The Face: A Time Code

“Often I give up when I feel the explanation of where I’m from and who I am might seem to complicated. Sometimes I just pretend to be whatever someone assumes I am. Sometimes I’m from Shanghai. Sometimes I’m from Taiwan. Sometimes I’m Muslim (because I’m Malaysian). If I could speak Japanese I’d be tempted to be from Kyoto.”

Ruth Ozeki’s The Face: A Time Code is a novella-length essay on her face. Yes, apparently this is a literary tradition. Replacing Buddha with a mirror on the meditation altar, Ozeki looks at herself for three hours. The result is an autobiographical narrative bridged with time coded observations of the physiological aspects of her features. Her childhood growing up mixed race, her parents and grandparents are traced, her reckoning of being an artist with being a daughter, and an in-depth description of the making and meaning of Japanese Noh masks are sewn together with her opinion of cheekbones, crooked-smiles, eye-brows, and jowls.

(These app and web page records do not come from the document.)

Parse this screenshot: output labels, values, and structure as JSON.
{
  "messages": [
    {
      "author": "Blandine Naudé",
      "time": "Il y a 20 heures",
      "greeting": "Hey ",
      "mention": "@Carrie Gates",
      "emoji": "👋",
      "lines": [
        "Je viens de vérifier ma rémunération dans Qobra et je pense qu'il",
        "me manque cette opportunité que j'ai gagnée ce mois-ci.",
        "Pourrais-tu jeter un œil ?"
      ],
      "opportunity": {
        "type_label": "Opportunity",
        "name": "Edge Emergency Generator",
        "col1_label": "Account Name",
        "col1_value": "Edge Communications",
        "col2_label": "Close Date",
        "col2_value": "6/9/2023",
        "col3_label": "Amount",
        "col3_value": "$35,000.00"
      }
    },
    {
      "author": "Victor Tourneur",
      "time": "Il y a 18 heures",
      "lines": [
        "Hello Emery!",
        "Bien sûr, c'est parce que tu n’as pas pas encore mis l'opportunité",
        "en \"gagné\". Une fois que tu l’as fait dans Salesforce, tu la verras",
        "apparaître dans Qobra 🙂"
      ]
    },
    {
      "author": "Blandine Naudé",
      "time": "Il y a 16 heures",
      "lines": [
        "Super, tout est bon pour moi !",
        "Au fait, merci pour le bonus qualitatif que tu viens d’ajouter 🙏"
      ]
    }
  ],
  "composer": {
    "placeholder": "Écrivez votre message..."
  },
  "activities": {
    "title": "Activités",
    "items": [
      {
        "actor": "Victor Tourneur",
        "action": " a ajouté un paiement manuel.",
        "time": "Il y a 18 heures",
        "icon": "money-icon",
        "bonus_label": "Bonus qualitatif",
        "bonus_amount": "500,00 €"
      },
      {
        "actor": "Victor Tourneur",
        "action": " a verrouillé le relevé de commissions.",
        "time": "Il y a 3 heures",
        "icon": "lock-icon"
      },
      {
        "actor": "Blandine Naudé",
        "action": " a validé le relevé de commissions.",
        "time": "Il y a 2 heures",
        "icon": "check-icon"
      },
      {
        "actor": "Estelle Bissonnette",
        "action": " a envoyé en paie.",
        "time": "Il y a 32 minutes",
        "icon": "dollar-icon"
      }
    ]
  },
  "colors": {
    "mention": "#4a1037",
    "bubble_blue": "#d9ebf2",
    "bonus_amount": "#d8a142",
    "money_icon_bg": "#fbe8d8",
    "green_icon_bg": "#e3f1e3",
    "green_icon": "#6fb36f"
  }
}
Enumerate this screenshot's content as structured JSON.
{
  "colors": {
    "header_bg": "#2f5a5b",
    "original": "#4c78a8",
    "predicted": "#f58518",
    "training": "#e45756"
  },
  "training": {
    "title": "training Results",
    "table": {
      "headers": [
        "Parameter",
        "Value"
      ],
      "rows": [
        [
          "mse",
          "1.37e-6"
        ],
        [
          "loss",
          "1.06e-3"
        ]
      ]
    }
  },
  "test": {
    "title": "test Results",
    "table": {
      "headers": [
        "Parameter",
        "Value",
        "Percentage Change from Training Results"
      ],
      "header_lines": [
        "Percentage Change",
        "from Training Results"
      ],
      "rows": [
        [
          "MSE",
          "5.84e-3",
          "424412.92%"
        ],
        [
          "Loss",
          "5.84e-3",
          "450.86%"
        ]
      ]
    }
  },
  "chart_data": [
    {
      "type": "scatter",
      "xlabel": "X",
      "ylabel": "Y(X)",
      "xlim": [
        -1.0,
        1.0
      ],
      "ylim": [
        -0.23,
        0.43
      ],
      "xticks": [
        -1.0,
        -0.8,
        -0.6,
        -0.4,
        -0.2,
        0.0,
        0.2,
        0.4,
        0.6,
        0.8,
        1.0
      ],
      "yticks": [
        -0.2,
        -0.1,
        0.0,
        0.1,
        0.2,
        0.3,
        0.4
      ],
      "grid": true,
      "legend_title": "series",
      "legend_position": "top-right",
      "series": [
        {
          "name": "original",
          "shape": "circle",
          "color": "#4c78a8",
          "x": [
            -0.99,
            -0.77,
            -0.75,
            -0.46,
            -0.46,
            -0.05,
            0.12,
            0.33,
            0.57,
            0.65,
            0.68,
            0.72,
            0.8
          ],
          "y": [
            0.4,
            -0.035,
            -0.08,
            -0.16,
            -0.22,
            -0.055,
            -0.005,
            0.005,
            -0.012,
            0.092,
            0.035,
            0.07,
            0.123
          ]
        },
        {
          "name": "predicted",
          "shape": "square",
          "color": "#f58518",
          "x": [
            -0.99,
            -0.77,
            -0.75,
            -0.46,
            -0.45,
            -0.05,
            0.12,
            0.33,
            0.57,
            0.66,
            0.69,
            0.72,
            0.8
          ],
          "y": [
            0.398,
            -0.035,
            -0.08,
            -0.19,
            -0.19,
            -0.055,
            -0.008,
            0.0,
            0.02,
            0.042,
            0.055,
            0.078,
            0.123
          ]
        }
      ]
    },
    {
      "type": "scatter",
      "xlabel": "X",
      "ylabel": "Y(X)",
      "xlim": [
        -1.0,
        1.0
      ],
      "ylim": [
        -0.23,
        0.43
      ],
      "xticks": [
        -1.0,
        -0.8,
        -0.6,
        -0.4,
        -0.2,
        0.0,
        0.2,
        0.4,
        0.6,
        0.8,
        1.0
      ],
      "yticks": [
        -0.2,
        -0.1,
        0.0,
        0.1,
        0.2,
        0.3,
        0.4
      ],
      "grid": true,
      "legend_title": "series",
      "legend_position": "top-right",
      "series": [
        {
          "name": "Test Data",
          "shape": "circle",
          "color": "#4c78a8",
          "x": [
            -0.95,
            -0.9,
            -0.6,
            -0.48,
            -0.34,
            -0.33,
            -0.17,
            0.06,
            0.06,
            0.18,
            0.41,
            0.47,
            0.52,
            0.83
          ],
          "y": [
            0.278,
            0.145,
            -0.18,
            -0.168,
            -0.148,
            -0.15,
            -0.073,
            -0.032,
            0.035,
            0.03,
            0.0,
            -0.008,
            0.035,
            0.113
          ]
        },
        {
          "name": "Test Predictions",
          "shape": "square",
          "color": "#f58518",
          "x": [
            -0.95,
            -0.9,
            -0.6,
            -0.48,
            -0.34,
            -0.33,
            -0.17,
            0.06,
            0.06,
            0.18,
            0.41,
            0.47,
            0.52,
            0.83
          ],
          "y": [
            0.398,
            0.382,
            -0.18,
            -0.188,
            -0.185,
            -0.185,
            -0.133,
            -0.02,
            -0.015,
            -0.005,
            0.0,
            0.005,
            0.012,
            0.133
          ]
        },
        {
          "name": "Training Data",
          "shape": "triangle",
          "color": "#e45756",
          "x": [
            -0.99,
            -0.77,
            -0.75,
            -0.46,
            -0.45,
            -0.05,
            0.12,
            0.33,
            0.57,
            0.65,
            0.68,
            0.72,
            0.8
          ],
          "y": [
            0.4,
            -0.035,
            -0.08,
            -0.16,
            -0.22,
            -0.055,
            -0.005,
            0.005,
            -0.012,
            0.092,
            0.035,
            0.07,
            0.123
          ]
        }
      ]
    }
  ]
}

Time Code seems like a simple idea, perhaps it’s greatest strength—the face as anchor to narrative digressions—is actually a profound and engaging essay that covers race, immigration, feminism, Noh Theatre and Zen Buddhism. At fifty nine, with three-books under her belt, filmmaker and ordained Zen priest, Ozeki is writing at her peak, her simplicity is disturbingly brilliant and we learn: Let’s not be misled, because, when all is said and done, all we really know is this: are eyes are horizontal and are noses are vertical. Just this.